Time and prison restrictions allow us to stay no more than one hour hence the rest had to be postponed to the next session which is in a week’s time. We can’t wait to come back for the bond with the young jailbirds is already tight even in this very first day. On the way out at the entrance lobby there hangs a four by three inches sketch of Jesus on the cross.

“The original was done by Salvador Dali and hung on these walls for sixteen years before it was stolen and replaced by this fake in March 2003.” Explained a prison official. The artist did the sketch as an apology for not attending an art lecture at Rikers back in the sixties, and the piece was brought here from the prisoners dining hall after an inmate tried to vandalize it with a cup of coffee during an emotional outburst.

We are ushered by the uniformed escort to the parking bay where we board the white bus back to Queens. Though there are hundreds of enquiries and requests by potential visitors to Rikers every year, only a few are granted after a prolonged processing. Our case sailed through on the basis of charity and although we are scheduled to hold our classes every Friday for the next three weeks the same bureaucratic protocols had to be observed each time.

There are no surprise visits to “Gotham City.

Wednesday, December 1, 2010

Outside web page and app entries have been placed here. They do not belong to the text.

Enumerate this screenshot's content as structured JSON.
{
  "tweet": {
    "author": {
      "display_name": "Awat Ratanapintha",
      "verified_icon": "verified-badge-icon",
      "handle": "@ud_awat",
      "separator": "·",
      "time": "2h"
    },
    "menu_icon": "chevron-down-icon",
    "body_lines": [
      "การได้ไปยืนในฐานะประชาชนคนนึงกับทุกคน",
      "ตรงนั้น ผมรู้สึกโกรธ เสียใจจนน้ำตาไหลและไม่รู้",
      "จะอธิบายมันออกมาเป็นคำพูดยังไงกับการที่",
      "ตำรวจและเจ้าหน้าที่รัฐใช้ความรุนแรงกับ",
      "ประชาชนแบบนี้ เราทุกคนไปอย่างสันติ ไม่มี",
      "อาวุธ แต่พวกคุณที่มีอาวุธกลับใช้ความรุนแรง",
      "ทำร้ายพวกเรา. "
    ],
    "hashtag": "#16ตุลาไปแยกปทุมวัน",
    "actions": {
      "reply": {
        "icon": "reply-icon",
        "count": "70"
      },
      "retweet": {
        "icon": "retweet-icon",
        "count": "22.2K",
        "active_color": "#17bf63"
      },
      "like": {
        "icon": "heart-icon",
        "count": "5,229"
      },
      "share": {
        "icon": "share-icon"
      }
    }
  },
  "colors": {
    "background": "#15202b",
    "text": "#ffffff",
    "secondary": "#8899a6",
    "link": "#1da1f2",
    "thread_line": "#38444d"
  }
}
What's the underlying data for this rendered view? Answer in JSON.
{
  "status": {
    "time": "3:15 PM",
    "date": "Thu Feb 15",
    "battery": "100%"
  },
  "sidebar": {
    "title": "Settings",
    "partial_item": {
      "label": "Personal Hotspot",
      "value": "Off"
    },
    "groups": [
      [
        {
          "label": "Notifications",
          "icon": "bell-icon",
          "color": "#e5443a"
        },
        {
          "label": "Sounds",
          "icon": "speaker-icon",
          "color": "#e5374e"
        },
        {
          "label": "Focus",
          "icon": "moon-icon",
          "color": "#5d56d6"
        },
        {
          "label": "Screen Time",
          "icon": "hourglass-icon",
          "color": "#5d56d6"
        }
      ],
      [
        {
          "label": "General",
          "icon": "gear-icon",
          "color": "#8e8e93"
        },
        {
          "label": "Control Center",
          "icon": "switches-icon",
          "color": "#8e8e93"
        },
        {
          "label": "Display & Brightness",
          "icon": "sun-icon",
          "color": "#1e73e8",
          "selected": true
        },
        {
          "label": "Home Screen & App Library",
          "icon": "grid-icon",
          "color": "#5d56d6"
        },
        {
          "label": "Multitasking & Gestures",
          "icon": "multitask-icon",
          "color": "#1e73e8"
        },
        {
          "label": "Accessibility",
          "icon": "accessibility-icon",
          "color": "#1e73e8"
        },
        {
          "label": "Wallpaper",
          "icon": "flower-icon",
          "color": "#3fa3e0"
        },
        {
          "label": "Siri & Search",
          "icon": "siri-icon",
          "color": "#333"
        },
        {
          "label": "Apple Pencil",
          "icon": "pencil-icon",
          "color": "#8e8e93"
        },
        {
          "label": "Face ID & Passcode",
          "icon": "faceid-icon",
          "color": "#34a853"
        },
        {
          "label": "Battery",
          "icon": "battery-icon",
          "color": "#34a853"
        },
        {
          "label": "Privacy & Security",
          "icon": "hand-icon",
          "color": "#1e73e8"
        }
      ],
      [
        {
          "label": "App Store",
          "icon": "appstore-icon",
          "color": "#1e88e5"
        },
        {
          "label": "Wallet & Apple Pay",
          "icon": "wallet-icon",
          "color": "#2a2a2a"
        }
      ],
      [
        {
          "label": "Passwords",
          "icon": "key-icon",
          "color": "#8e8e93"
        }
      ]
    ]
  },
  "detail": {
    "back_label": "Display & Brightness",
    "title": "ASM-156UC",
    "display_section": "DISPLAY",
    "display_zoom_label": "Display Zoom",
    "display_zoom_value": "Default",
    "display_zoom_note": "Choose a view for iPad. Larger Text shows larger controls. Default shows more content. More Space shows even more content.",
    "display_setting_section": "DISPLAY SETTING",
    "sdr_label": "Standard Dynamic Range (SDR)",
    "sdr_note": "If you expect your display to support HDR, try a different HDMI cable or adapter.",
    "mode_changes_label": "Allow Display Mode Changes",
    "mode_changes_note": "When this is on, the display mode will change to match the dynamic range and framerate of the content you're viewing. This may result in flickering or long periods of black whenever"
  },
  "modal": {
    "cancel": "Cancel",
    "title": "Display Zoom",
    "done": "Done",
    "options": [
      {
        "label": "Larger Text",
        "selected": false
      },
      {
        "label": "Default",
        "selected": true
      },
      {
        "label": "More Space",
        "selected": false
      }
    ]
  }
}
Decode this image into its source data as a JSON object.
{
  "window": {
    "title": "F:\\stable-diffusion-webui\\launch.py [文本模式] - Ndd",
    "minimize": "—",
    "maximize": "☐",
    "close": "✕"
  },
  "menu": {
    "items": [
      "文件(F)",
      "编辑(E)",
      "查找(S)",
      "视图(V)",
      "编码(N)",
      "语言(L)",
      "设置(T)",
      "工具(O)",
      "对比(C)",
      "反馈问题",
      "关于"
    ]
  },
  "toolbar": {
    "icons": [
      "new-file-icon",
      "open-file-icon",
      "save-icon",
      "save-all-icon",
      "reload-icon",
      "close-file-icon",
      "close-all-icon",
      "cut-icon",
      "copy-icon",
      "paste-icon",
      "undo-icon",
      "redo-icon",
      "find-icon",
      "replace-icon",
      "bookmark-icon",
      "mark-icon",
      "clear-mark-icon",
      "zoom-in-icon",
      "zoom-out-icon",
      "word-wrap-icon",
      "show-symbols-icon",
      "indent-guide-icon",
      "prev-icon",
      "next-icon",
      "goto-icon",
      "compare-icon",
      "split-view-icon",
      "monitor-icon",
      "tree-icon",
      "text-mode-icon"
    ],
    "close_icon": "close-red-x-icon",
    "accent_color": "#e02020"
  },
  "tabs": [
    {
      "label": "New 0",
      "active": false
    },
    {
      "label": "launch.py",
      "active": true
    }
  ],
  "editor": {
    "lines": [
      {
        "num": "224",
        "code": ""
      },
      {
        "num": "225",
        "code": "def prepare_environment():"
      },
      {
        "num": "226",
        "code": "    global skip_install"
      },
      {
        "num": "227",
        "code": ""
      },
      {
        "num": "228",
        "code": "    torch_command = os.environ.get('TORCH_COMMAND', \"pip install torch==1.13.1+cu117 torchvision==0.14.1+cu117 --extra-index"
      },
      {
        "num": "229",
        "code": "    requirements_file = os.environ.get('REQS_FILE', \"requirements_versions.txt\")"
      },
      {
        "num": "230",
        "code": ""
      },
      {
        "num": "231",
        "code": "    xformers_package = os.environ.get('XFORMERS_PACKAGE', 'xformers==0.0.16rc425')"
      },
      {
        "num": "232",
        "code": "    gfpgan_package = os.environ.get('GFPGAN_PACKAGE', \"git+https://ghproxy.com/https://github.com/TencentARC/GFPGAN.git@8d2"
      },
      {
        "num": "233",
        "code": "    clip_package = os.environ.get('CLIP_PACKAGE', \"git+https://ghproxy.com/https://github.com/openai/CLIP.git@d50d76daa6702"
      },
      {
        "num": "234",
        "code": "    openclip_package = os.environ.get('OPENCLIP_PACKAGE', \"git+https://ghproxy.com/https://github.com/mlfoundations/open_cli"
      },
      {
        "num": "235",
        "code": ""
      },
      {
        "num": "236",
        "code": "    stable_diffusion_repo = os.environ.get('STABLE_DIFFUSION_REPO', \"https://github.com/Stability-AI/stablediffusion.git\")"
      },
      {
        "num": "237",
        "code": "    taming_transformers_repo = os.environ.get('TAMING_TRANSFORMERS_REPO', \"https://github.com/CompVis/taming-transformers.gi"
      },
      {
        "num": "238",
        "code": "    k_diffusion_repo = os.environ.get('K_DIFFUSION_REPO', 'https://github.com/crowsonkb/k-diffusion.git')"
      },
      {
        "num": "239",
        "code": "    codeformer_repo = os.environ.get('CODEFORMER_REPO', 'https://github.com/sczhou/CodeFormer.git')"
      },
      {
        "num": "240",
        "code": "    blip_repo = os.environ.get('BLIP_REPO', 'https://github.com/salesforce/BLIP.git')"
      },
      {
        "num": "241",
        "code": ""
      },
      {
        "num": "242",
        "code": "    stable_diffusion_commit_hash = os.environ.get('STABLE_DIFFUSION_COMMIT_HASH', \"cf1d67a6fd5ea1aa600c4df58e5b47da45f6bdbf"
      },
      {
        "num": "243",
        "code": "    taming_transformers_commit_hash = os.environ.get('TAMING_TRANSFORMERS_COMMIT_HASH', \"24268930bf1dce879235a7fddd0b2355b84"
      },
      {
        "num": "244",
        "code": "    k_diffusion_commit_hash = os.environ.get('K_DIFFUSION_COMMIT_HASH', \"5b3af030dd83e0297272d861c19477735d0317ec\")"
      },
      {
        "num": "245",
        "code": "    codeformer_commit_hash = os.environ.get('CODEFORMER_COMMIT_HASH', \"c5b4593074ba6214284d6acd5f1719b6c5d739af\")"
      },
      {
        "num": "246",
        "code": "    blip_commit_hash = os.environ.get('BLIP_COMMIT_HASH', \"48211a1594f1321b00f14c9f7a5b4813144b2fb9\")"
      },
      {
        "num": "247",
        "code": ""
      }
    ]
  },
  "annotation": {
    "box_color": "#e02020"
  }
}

When people think of Christian history and shrines, countries such as Israel, Rome, Greece, Italy and Turkey come to mind. Ethiopia? Rarely, if ever. However, high in the Lasta Mountains in the Ethiopian highlands is a collection of one thousand years Christian history in the ancient rock hewn churches of Lalibela.
A stroll through this dusty little town is a walk through the pages of history.
The architectural ingenuity, beauty, antiquity and sheer presence of these mighty churches is amazing. But despite the large number of foreign and local tourists who visit the site every year, little is known about the magnificent structures outside Ethiopia. The origins of these churches are still clouded in myth; what little is known of King Lalibela’s life is drawn largely from hagiography done centuries after his canonisation by the Ethiopian Church.
Born of the Zagwe dynasty while his half-brother was on the throne, Lalibela is said to have been exiled to Jerusalem after the reigning king tried to poison him. As a youth, Lalibela witnessed the dejection of Ethiopian pilgrims after the fall of Jerusalem to the armies of Islam in 1187 and vowed to build a New Jerusalem. After being ordained king upon his return to Ethiopia, Lalibela embarked on his quest for an African Jerusalem.
This claim is backed by the fact that although the rock churches are connected to one another by maze-like tunnels, they are separated by a stream symbolically named Jordan.
The structures on one side of the Jordan represent the earthly Jerusalem while those on the other side represent the heavenly Jerusalem. However, like the Great Pyramids, the actual methods used to build these churches remains an engineering enigma, since archaeologists estimate that the chiselling of the structures from the solid volcanic stone must have been the work of more than 40,000 men!
To credit the ancients for their labours and to avoid destruction by human encroachment, Unesco named the churches to its World Heritage List in 1978. Despite once being the headquarters of a great kingdom, the centuries and modernisation have reduced Lalibela to an obscure village with a slow pace of life, where residents hardly seems aware of the importance of the monuments in their